Information:
-=-=-=-=-
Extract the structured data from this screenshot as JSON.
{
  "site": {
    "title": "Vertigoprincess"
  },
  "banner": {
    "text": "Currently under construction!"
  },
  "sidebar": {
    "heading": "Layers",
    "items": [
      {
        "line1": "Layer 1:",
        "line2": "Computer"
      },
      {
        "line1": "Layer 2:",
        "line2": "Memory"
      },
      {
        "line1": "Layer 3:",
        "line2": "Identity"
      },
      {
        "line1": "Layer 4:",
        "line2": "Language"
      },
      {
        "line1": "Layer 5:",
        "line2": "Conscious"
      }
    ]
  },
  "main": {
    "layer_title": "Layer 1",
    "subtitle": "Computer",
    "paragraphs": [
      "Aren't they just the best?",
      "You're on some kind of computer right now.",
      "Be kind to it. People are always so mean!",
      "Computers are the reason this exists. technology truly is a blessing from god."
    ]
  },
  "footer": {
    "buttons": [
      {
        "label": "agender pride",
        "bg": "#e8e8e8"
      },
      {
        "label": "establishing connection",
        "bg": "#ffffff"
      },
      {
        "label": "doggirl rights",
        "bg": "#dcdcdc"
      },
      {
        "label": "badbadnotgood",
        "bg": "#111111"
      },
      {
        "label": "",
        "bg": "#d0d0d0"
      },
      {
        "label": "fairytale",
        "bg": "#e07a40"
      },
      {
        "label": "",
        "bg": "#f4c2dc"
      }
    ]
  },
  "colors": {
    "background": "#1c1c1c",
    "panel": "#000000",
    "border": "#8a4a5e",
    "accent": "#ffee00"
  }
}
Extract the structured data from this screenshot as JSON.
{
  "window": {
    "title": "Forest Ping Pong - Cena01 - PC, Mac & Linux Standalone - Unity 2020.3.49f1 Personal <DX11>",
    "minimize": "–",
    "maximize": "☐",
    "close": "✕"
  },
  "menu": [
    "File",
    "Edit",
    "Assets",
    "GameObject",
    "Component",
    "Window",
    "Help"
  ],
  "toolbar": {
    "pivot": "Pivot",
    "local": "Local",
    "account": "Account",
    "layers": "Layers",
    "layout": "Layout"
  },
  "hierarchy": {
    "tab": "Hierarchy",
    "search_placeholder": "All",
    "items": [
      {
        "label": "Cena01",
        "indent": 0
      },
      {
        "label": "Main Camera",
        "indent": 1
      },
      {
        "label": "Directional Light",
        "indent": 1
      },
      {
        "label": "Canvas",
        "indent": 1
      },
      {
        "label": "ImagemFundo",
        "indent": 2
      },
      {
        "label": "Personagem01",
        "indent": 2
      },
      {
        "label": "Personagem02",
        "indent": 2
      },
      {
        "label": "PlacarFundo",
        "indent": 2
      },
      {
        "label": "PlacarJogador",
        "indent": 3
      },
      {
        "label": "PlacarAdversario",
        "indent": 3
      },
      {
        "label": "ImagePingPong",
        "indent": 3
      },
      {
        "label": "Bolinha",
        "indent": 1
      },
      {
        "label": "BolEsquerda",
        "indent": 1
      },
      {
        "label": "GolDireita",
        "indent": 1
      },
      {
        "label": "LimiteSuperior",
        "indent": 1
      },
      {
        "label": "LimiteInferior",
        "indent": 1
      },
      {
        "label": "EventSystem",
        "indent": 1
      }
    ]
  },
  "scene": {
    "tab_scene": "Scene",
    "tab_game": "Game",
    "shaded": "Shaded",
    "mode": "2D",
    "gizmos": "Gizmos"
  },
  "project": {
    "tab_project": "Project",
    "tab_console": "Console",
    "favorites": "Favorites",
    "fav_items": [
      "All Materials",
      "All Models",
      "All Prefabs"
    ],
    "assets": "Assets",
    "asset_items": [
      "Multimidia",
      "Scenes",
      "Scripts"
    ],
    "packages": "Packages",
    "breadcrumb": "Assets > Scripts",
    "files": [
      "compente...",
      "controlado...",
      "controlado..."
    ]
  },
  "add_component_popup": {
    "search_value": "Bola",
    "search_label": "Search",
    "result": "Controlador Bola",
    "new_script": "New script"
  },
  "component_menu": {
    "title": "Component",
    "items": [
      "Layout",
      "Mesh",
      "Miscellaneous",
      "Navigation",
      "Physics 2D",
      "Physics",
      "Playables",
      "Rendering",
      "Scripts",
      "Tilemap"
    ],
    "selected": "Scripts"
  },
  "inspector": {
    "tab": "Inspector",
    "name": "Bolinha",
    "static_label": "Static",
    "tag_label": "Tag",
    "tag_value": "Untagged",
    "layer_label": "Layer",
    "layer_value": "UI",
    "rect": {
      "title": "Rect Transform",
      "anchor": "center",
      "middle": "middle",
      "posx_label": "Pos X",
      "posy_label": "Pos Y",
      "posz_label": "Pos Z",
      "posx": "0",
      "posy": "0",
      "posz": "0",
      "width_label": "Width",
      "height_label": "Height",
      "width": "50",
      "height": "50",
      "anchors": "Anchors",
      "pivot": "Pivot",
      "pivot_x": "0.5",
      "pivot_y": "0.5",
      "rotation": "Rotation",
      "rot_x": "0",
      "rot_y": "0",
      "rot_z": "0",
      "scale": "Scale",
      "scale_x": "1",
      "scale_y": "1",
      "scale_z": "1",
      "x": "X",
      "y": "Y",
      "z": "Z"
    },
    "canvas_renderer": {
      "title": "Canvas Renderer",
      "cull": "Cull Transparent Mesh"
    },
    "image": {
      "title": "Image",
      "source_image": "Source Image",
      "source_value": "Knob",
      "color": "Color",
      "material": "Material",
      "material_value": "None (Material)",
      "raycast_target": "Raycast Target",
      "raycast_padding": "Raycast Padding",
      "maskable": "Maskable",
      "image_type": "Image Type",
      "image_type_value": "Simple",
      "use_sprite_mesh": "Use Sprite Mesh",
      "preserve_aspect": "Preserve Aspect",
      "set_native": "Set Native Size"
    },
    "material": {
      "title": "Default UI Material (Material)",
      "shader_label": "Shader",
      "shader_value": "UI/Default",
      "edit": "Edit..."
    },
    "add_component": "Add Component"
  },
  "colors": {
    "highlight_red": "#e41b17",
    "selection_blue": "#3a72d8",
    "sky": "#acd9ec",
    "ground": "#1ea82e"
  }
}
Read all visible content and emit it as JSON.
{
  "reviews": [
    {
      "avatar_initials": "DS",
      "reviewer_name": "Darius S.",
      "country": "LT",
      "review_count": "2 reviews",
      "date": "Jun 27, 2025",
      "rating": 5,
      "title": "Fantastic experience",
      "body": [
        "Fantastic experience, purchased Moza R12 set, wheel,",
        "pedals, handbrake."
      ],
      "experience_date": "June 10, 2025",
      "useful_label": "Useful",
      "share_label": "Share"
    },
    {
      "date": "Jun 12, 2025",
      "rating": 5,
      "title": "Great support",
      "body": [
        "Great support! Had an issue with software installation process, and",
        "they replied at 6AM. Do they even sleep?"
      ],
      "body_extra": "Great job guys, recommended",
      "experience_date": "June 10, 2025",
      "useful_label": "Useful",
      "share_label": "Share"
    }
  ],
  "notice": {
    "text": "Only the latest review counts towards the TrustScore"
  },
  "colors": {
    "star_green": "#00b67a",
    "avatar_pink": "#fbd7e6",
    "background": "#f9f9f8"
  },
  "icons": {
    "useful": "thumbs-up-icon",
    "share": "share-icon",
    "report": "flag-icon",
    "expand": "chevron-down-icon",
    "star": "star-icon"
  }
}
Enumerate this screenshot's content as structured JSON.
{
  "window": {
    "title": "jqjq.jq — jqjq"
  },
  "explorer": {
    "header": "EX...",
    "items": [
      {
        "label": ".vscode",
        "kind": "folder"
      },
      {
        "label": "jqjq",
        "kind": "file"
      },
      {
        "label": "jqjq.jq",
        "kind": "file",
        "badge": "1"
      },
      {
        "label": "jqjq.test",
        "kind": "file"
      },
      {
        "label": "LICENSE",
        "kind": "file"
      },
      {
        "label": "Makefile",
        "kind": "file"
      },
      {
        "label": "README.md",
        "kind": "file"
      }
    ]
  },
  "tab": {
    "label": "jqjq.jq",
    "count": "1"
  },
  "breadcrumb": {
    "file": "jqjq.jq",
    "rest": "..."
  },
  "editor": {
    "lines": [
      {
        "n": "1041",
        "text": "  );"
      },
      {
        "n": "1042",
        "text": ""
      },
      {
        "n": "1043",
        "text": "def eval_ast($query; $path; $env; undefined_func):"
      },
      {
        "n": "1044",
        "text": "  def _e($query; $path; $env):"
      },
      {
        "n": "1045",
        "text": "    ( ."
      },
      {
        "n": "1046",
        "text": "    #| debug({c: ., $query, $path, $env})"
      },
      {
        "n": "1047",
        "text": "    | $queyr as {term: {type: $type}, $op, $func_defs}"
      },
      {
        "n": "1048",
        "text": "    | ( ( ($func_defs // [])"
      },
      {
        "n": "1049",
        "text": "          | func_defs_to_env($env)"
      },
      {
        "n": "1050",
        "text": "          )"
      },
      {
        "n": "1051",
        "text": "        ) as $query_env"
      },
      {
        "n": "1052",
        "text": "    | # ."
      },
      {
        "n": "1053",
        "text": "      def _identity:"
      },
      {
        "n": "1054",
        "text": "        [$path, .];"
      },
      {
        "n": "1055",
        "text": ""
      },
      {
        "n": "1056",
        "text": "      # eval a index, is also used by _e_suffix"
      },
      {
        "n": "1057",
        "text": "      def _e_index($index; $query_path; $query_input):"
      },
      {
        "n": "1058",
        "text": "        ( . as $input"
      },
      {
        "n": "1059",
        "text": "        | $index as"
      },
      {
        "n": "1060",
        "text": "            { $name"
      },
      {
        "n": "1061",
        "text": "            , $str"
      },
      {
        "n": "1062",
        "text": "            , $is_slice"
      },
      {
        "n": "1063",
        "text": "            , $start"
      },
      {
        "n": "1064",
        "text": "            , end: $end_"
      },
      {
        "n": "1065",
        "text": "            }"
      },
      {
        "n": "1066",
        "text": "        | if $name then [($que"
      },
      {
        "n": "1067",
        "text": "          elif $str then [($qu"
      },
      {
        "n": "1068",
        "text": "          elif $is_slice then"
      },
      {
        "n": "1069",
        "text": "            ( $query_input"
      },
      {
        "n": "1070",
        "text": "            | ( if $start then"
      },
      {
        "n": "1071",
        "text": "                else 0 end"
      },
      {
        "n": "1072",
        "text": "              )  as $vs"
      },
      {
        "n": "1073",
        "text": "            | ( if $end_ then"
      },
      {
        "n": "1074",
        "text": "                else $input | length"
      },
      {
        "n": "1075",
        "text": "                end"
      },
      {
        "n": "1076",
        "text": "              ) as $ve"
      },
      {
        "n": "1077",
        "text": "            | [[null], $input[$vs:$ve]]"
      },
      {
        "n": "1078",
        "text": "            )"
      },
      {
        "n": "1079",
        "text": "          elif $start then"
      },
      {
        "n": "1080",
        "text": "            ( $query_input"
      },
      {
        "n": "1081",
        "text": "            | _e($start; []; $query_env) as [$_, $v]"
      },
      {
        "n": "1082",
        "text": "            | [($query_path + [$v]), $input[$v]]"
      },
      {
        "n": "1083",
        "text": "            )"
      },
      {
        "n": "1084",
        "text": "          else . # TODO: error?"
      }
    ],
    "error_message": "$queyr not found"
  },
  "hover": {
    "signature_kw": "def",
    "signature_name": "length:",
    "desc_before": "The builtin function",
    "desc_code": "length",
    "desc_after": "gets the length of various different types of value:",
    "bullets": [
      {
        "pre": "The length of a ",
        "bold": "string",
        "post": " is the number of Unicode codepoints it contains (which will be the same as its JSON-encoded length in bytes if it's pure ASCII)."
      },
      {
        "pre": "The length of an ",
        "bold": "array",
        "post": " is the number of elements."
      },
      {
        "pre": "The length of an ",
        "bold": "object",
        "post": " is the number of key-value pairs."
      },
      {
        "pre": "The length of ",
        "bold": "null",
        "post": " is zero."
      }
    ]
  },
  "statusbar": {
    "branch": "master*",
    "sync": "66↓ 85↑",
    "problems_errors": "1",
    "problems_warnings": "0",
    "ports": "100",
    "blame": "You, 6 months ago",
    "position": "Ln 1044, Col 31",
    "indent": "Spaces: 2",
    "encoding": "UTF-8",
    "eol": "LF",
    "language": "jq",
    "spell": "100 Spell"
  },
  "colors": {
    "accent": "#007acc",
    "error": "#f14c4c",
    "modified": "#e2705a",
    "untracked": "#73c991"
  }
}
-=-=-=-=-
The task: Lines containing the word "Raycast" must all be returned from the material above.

Answer below:
      "raycast_target": "Raycast Target",
      "raycast_padding": "Raycast Padding",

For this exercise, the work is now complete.